Halloween is a reference to last Oct. 31, when several teenage trick-or-treaters, after being informed by Belle's father that there was no candy for them, pelted Belle's suburban Cleveland home with eggs. Belle called the police and said, in a tape-recorded conversation, "You better get somebody over here, because if I find one of them, I'll kill them." Belle then ran the teenagers off his property in his Ford Explorer. Later he was found guilty of reckless operation of a motor vehicle on private property and fined $100.
Alcohol is a reference to Belle's sketchy drinking history. During the 1990 season he spent two months at a hospital called the Cleveland Clinic, where he received treatment for alcoholism and counseling in temper control. Since he left the program, Belle has said, he hasn't had a drink. But his temper has remained erratic.
When he entered the program Belle was known in his family as Joey, a shortened version of his middle name. He emerged from the Cleveland Clinic as Albert, a name he shares with his soft-spoken father, a retired high school coach. The new name was supposed to symbolize a fresh start. The ballplayer's strong-willed mother, Carrie, a retired math teacher and a devout Baptist who remains a primary influence in Albert's life, resisted the name change; she saw no reason for a second beginning for her first-born son. But when he left the hospital, he made a public statement under the name Albert Belle: "While in the clinic, I discovered that I have had problems with concentration, motivation, attitude and temper. I have found a new way of life through the clinic's program and a 12-step recovery plan."

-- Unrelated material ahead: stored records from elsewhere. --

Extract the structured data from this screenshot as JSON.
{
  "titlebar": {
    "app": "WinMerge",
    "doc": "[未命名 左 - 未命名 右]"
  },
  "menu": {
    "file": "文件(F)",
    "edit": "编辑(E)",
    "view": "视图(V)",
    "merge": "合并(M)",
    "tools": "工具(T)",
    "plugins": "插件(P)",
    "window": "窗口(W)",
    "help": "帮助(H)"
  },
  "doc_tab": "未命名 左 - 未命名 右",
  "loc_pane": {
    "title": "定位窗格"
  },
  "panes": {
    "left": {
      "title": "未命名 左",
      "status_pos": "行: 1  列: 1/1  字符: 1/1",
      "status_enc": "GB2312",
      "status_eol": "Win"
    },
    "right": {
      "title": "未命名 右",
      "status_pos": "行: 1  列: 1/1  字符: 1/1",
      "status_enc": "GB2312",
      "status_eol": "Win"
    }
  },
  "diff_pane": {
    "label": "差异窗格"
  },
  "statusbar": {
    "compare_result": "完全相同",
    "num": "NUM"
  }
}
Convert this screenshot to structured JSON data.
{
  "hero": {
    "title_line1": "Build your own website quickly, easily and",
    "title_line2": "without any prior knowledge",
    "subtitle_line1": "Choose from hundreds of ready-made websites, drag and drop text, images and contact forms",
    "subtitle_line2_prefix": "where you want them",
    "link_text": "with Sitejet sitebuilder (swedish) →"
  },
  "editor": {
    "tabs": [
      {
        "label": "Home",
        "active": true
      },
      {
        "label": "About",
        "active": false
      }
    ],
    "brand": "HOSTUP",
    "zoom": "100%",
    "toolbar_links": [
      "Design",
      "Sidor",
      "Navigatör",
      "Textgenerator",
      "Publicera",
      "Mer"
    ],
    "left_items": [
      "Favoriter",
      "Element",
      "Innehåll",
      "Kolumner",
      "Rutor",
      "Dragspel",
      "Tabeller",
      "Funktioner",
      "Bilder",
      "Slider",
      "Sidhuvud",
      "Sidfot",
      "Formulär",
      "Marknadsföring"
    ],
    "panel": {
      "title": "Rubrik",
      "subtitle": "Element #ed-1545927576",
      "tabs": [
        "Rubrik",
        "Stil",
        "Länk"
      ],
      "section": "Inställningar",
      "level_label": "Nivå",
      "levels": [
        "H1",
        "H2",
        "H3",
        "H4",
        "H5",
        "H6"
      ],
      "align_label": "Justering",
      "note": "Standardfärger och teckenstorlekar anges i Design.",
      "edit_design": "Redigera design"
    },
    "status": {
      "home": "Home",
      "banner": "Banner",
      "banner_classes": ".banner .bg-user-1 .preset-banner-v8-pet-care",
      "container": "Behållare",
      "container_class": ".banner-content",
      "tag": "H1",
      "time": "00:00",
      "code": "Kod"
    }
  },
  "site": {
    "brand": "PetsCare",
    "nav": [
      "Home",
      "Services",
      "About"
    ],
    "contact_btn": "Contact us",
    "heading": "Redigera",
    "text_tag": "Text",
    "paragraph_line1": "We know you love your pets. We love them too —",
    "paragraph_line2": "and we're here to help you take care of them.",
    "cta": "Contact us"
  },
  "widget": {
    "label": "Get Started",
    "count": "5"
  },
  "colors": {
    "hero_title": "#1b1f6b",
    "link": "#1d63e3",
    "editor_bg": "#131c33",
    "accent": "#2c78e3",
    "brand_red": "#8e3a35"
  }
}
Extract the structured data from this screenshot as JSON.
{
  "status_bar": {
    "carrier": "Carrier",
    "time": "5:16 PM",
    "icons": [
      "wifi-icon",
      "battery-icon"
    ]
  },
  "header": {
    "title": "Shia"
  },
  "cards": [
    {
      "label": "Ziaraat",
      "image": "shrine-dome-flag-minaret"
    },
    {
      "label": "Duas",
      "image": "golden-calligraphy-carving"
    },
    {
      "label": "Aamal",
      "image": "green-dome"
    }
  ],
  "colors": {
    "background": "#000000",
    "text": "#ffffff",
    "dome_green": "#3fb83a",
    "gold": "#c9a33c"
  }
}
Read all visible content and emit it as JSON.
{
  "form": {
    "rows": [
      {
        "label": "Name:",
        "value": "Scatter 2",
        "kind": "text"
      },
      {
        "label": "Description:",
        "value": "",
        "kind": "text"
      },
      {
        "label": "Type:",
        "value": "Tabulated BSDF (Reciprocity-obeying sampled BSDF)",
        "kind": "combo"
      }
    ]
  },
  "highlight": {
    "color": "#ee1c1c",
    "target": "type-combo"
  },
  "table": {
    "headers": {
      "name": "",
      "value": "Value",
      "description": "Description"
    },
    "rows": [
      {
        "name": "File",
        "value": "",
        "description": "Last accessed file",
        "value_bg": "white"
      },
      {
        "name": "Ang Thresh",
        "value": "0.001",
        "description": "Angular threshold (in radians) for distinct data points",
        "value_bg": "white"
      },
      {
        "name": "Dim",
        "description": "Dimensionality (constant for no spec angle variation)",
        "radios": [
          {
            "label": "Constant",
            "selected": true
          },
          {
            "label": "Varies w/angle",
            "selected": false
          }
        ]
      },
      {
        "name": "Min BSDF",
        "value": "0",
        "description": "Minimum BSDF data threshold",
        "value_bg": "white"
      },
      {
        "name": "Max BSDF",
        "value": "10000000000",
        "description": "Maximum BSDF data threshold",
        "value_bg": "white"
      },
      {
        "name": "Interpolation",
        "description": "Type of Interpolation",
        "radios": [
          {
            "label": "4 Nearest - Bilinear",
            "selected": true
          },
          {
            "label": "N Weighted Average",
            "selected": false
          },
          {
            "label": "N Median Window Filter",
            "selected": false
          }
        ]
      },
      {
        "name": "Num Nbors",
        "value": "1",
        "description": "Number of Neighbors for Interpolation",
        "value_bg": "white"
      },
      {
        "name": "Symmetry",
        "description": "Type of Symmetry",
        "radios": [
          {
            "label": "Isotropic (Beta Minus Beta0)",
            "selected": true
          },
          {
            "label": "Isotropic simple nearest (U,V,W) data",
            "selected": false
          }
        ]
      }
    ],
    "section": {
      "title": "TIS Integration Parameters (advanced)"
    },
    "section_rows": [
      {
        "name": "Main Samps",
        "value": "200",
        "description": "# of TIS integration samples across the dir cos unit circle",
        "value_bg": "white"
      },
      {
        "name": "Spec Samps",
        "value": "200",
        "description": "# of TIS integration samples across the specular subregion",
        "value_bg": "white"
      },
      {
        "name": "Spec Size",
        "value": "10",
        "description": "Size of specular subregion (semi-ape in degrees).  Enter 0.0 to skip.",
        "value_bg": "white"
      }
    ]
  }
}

Some people who know Belle believe his aftercare statement was disingenuous. Concentration and motivation have never been his weaknesses. "When they coined the term tunnel vision, they had Albert in mind," says Mike Hargrove, the Indians' manager. Some of Belle's former coaches—in Shreveport, La., where he was born and raised, and later in college—agree.
As for alcoholism, Belle's college coach and his mother, among others, never saw any evidence that he had a drinking problem. But during his first three seasons of professional baseball, most of which he spent in the minors, Belle struggled with his own expectations and became, according to a person with knowledge of Belle's treatment, a closet drinker, imbibing in the privacy of his room and sometimes showing up for work the next day hung over and moody. In one tantrum, his last before entering the clinic, he dislodged a porcelain sink from a clubhouse wall and smashed it to pieces with a bat.
The Indians were eager to get Belle's psychological house in order. They felt Belle could become a big-time big leaguer if he could get his head together. Indians officials confronted Belle and coaxed him into the clinic, where doctors and counselors said he exhibited alcoholic tendencies. In time Belle came to believe that himself. For a man whose pride is said to be colossal, the admission of a flaw was wrenching.
The Indians were relieved. Alcoholism gave a socially acceptable name to erratic behavior; it gave the Indians' management hope. Carrie Belle never believed it. "Joey goes along with it because if he doesn't, the Indians will dump him," she said after he left the clinic. (She declined to be interviewed for this story.) The Indians took Carrie's phone calls, heard her out. But they were convinced they had the problem licked. They still feel that way.
"He had a problem, and he came to terms with it," says John Hart, the Indians' general manager. "That's in the past. Albert Belle is the most popular player in Cleveland. He does what we pay him to do."
The general manager is a practical man, not prone to psychobabble. "We ask ourselves, What has this guy not done for the organization, except be accessible to the media?" Hart says. "He's done everything. We support our players; we are a family. Ninety-five to 98 percent of the time, Albert's a delight to be around. The times he's not, we deal with it, internally, like a family. We hope we have him for the rest of his career. He'll probably play until he's 40. And he's going to have one of the most prolific offensive careers in baseball history." Maybe so, but three weeks ago the Indians broke off contract negotiations with Belle after he reportedly rejected a five-year, $38 million offer. The deal would have made him the second-highest-paid player in the game, behind Ken Griffey Jr. Unless Cleveland re-signs Belle, he will be a free agent at the end of the season.
Belle is the rare modern player who is actually a student of baseball history. He knows numbers, knows what Hank Greenberg and Jimmie Foxx and Henry Aaron had accomplished by the time they were 29. "He knows his baseball history because he wants to be part of baseball history," says Dan O'Dowd, the Indians' assistant general manager. "When he was a minor leaguer, like most minor leaguers, he was selfish. Now he knows that great players are usually associated with great teams."